§ What you are asked to do: Find the string "repost" in the records. Copy every line it appears in.
[Provided information Boundary: Start]
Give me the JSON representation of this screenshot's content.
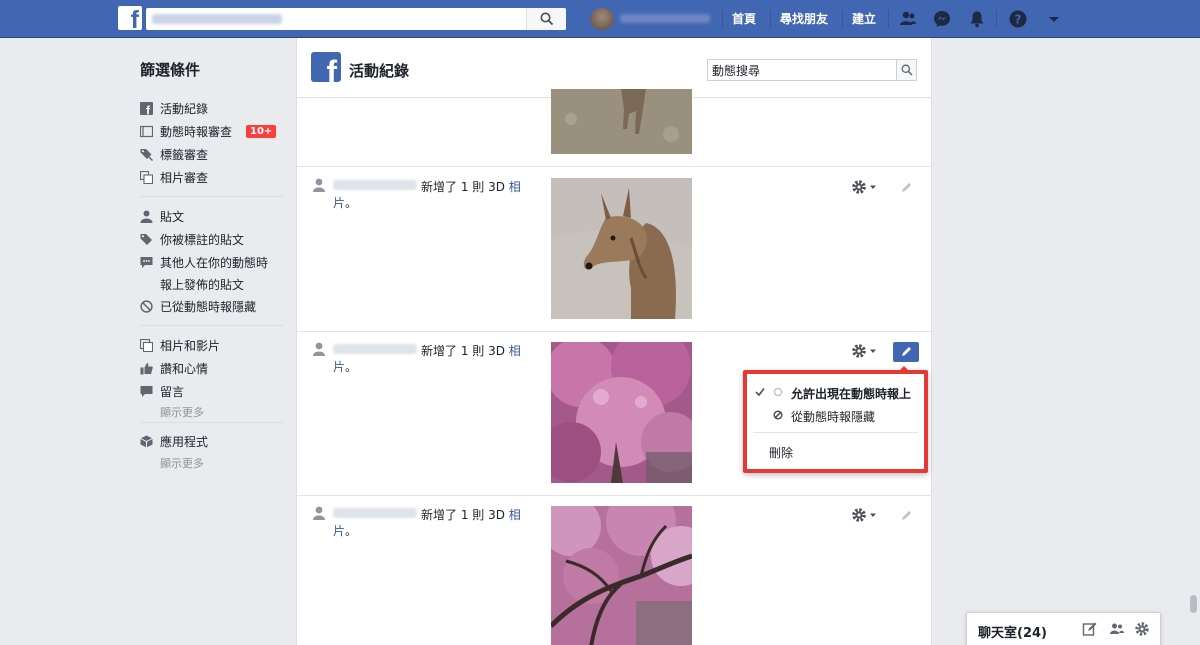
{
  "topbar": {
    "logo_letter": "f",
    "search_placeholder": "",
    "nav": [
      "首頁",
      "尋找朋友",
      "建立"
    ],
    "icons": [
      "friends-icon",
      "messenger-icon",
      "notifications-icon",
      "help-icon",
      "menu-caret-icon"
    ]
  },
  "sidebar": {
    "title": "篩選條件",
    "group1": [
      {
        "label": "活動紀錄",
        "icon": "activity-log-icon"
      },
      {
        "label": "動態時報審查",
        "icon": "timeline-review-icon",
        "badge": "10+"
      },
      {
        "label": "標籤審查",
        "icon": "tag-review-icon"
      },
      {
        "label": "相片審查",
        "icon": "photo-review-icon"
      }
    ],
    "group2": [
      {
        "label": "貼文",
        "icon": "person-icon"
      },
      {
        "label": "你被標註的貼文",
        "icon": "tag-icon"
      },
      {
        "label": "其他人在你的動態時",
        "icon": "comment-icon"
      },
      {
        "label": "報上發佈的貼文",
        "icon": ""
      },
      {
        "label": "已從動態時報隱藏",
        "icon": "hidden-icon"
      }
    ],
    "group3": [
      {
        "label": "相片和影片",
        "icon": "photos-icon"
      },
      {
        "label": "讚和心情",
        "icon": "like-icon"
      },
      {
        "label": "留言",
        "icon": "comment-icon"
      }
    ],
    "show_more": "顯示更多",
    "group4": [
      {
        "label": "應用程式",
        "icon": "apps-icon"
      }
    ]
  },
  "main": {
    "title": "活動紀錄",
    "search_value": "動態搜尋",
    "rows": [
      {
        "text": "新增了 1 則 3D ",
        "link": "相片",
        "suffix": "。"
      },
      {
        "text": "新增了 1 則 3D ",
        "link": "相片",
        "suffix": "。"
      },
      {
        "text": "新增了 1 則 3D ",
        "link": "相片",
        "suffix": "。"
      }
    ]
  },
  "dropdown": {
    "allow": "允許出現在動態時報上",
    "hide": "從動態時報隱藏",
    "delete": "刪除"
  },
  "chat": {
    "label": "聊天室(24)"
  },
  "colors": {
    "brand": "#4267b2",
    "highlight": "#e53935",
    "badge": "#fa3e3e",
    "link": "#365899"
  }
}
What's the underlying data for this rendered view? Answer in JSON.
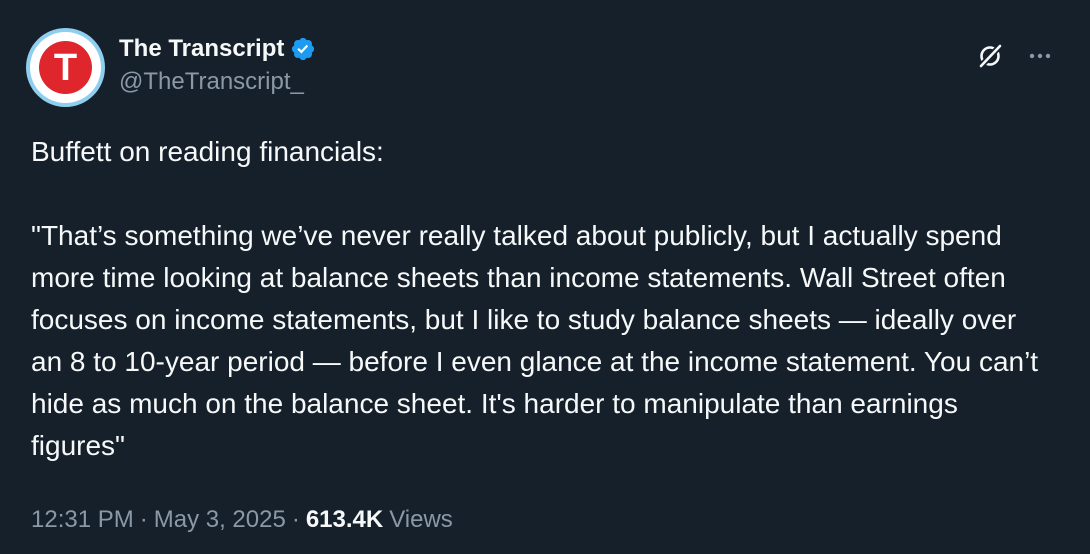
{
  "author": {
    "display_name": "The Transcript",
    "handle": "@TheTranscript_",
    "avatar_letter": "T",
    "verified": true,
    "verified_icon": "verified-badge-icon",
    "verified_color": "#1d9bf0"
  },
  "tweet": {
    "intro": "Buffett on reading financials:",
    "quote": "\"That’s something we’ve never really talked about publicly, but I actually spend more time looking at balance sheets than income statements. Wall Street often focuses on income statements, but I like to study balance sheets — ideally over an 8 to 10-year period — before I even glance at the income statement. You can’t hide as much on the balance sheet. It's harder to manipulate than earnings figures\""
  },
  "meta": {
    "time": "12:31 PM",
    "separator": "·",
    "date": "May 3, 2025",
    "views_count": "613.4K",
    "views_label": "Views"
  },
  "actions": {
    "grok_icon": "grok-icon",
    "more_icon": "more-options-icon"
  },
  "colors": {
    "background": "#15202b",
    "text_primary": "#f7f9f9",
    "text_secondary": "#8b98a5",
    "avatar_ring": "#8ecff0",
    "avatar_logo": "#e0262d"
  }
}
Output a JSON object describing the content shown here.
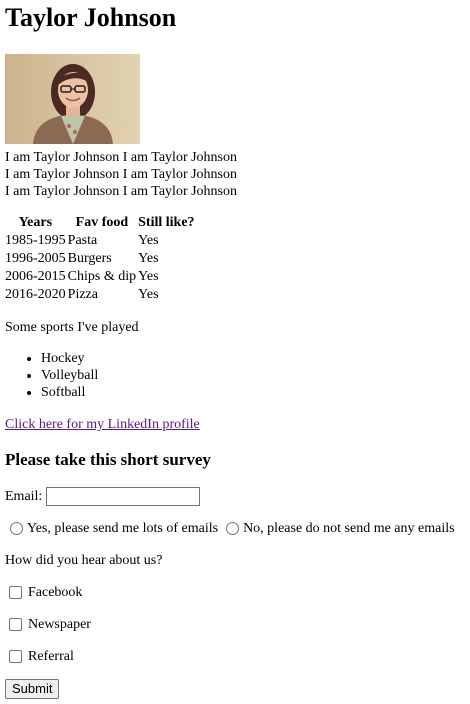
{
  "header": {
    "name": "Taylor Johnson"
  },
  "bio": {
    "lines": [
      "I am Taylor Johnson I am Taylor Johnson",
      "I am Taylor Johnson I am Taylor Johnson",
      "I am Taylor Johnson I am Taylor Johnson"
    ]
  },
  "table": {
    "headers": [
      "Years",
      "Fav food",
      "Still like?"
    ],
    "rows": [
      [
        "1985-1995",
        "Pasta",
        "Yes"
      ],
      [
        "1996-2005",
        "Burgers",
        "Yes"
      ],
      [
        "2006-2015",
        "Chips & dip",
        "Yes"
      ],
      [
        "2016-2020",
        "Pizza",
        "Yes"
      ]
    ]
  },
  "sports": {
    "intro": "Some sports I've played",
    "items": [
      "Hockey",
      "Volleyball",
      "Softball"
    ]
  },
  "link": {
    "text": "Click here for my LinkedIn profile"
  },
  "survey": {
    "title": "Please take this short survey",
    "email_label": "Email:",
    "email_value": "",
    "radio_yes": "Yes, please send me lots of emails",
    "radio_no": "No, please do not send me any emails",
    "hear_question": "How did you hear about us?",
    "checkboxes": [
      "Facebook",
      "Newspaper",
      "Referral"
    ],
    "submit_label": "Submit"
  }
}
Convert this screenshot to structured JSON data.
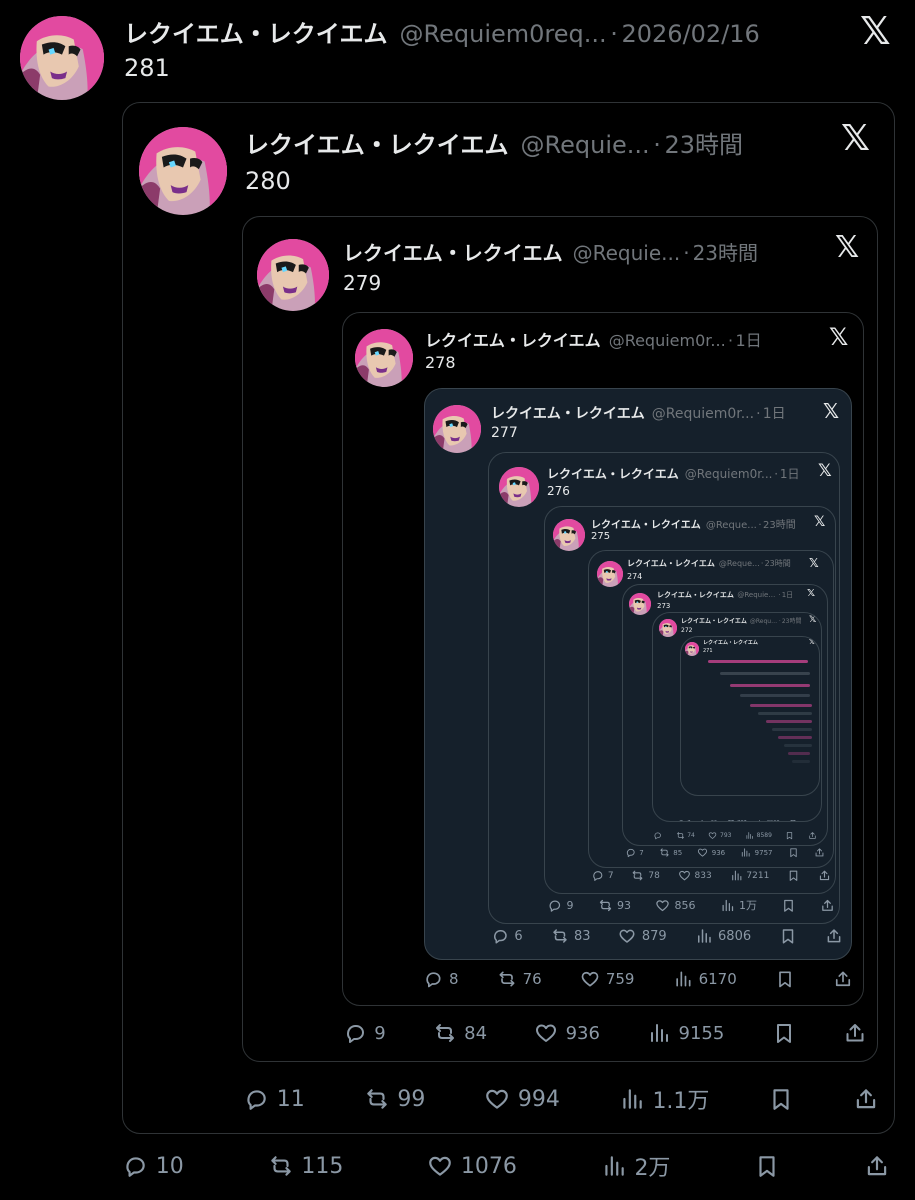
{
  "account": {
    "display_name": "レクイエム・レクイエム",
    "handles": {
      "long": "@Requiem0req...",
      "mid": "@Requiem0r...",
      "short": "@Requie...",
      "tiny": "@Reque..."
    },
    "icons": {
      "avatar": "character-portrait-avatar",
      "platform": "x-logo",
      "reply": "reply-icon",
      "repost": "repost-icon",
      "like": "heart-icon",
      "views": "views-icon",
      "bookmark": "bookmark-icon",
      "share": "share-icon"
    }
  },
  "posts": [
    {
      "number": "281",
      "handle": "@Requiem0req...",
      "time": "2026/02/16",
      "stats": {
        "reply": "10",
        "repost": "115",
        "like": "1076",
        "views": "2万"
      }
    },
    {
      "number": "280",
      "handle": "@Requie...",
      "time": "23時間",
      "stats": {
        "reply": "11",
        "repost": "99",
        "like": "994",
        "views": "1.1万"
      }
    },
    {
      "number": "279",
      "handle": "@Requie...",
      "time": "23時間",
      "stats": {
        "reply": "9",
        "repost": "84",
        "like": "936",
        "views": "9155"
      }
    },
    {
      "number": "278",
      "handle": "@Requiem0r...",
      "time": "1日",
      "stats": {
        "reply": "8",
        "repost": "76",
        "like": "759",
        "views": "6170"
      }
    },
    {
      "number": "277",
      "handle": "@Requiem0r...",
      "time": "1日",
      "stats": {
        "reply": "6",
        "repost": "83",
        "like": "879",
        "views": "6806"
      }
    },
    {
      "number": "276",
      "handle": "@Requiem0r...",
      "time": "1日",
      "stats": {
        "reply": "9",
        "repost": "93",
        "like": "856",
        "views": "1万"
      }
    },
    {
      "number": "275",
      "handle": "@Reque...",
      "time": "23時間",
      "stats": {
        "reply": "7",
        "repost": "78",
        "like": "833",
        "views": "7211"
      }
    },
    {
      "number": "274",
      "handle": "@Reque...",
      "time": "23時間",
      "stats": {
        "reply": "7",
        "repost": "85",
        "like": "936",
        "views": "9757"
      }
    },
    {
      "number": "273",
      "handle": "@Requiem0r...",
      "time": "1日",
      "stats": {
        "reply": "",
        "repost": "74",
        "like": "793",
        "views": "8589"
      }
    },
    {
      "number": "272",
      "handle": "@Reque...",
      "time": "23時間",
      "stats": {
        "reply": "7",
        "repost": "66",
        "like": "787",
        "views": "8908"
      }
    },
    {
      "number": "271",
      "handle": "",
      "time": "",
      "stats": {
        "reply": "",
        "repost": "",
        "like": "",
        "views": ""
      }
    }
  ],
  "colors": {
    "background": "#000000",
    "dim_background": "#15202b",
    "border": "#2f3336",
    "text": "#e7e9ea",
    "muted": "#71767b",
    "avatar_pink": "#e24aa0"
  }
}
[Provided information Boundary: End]
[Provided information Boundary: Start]
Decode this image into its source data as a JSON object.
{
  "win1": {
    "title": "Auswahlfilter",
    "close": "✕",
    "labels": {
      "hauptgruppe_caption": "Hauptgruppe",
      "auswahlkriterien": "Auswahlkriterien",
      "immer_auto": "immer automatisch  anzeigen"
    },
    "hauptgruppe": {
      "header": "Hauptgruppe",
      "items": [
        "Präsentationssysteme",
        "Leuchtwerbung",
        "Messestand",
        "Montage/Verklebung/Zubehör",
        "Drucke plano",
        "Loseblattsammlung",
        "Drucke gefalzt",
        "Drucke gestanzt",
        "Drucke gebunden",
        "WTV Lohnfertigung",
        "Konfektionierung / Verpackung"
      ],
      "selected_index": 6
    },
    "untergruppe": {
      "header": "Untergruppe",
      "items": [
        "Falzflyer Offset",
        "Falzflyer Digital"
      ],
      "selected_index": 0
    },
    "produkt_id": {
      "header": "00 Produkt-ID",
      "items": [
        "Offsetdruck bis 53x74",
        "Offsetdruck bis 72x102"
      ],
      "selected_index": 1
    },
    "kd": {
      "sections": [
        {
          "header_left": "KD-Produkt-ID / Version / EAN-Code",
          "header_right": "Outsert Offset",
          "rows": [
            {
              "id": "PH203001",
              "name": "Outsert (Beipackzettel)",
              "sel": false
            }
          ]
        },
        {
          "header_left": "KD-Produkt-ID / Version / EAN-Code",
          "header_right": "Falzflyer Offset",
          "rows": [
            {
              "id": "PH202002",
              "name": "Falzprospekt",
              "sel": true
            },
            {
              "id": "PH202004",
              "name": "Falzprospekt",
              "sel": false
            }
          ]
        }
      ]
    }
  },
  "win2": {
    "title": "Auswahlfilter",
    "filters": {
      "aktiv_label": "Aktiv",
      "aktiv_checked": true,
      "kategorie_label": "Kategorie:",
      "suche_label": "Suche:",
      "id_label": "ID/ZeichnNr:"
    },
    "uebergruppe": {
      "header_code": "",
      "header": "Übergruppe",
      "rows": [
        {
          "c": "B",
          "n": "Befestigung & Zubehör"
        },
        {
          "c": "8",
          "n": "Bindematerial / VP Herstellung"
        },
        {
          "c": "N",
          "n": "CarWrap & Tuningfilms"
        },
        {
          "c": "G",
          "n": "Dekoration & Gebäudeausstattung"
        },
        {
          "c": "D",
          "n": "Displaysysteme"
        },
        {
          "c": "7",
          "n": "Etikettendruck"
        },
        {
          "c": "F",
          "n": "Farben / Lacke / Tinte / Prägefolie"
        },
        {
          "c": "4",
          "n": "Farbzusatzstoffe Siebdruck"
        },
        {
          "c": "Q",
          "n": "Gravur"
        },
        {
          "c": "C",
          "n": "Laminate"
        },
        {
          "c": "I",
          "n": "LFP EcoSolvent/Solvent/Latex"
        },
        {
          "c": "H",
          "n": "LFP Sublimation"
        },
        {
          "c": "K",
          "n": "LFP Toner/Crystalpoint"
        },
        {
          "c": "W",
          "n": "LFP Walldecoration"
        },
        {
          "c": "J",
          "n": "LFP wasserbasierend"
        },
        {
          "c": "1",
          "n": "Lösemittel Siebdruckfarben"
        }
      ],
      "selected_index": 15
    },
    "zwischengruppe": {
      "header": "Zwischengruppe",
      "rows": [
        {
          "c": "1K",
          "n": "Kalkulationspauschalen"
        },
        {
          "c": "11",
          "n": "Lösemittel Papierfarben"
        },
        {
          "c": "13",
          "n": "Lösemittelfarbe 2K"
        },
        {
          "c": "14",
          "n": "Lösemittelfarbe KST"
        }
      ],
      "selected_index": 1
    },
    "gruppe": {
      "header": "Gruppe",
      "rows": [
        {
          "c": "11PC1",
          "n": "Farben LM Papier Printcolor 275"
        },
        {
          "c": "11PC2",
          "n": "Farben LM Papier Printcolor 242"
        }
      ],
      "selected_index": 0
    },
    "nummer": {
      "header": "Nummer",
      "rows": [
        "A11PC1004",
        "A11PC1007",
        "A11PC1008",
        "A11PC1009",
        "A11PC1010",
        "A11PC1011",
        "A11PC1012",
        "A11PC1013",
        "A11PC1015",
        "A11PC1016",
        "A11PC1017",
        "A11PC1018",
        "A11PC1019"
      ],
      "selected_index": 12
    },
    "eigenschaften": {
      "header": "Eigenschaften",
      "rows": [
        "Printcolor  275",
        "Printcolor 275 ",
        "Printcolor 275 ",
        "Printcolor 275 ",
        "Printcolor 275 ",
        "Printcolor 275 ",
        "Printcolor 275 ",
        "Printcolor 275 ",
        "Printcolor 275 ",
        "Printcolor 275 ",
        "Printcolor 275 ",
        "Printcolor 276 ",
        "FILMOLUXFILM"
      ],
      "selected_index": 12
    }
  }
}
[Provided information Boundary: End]
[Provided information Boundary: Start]
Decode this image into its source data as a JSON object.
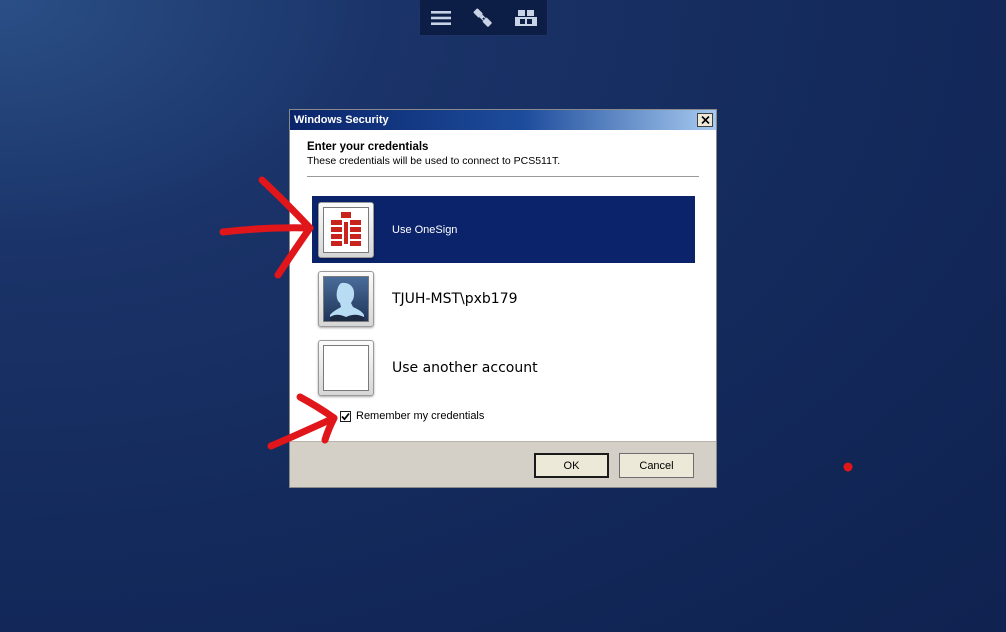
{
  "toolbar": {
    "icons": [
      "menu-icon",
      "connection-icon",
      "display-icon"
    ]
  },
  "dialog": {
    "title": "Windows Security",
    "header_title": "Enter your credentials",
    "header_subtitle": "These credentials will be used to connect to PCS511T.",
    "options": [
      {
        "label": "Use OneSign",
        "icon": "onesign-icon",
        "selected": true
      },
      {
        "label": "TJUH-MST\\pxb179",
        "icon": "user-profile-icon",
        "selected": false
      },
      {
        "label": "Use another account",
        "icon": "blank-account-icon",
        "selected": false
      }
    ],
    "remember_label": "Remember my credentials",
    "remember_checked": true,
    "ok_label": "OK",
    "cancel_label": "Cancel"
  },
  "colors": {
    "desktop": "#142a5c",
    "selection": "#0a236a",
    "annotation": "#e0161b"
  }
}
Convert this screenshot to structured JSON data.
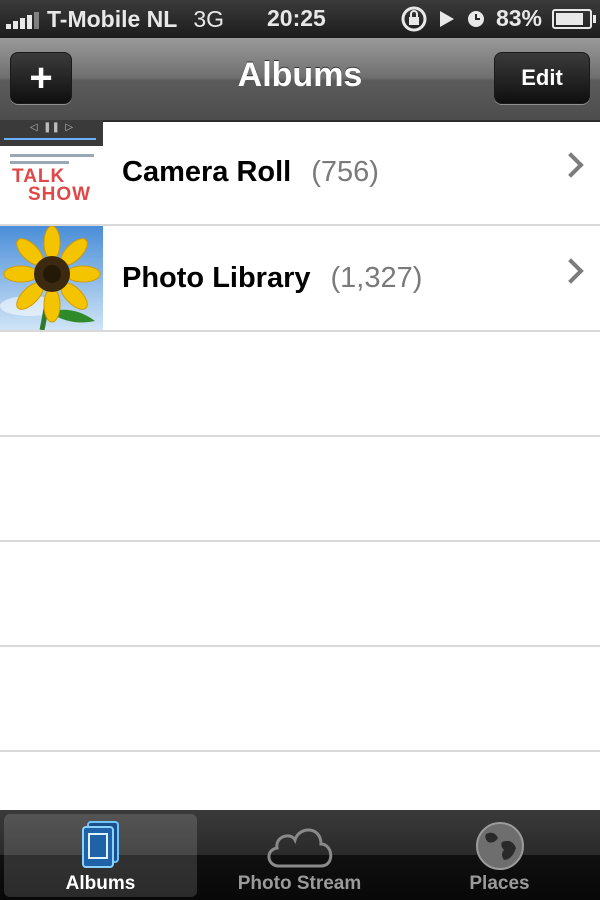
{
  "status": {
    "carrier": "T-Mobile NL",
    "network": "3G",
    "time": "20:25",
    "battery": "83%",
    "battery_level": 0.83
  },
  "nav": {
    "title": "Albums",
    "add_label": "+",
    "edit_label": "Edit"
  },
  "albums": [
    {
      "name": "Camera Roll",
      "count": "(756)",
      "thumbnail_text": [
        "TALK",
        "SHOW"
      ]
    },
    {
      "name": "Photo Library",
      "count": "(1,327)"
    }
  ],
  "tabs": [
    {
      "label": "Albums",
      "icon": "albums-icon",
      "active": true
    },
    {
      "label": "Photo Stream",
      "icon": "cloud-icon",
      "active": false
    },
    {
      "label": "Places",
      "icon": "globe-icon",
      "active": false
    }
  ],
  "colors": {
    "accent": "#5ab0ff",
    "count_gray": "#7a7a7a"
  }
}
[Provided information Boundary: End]
§ Answer box:
      "repost": "repost-icon",
        "repost": "115",
        "repost": "99",
        "repost": "84",
        "repost": "76",
        "repost": "83",
        "repost": "93",
        "repost": "78",
        "repost": "85",
        "repost": "74",
        "repost": "66",
        "repost": "",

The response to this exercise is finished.